* [INPUT DATA]
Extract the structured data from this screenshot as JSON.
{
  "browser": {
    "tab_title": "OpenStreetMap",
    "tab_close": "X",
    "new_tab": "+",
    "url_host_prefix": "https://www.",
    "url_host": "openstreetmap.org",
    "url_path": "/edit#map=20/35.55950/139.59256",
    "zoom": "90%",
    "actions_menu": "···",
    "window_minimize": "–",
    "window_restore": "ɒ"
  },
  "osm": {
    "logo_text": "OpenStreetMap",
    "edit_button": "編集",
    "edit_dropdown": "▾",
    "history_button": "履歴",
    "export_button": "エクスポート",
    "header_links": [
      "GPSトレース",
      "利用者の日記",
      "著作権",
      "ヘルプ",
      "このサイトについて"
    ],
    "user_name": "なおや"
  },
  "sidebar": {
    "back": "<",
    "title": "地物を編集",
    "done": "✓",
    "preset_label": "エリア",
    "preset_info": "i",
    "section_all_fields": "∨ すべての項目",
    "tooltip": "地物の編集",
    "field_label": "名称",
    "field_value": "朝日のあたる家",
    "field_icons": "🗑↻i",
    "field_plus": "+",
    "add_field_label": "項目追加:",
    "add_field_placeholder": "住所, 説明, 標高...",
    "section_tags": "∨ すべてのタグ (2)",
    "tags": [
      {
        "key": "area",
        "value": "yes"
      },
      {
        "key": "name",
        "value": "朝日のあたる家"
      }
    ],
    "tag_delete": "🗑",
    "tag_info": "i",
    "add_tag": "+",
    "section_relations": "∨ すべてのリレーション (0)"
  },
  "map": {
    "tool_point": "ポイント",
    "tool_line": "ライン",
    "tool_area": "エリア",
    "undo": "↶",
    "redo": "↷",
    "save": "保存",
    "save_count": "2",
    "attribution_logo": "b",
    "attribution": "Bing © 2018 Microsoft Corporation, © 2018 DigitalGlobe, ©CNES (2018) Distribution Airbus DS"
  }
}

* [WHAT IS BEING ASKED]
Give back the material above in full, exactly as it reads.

* [SOLUTION BELOW]
Extract the structured data from this screenshot as JSON.
{
  "browser": {
    "tab_title": "OpenStreetMap",
    "tab_close": "X",
    "new_tab": "+",
    "url_host_prefix": "https://www.",
    "url_host": "openstreetmap.org",
    "url_path": "/edit#map=20/35.55950/139.59256",
    "zoom": "90%",
    "actions_menu": "···",
    "window_minimize": "–",
    "window_restore": "ɒ"
  },
  "osm": {
    "logo_text": "OpenStreetMap",
    "edit_button": "編集",
    "edit_dropdown": "▾",
    "history_button": "履歴",
    "export_button": "エクスポート",
    "header_links": [
      "GPSトレース",
      "利用者の日記",
      "著作権",
      "ヘルプ",
      "このサイトについて"
    ],
    "user_name": "なおや"
  },
  "sidebar": {
    "back": "<",
    "title": "地物を編集",
    "done": "✓",
    "preset_label": "エリア",
    "preset_info": "i",
    "section_all_fields": "∨ すべての項目",
    "tooltip": "地物の編集",
    "field_label": "名称",
    "field_value": "朝日のあたる家",
    "field_icons": "🗑↻i",
    "field_plus": "+",
    "add_field_label": "項目追加:",
    "add_field_placeholder": "住所, 説明, 標高...",
    "section_tags": "∨ すべてのタグ (2)",
    "tags": [
      {
        "key": "area",
        "value": "yes"
      },
      {
        "key": "name",
        "value": "朝日のあたる家"
      }
    ],
    "tag_delete": "🗑",
    "tag_info": "i",
    "add_tag": "+",
    "section_relations": "∨ すべてのリレーション (0)"
  },
  "map": {
    "tool_point": "ポイント",
    "tool_line": "ライン",
    "tool_area": "エリア",
    "undo": "↶",
    "redo": "↷",
    "save": "保存",
    "save_count": "2",
    "attribution_logo": "b",
    "attribution": "Bing © 2018 Microsoft Corporation, © 2018 DigitalGlobe, ©CNES (2018) Distribution Airbus DS"
  }
}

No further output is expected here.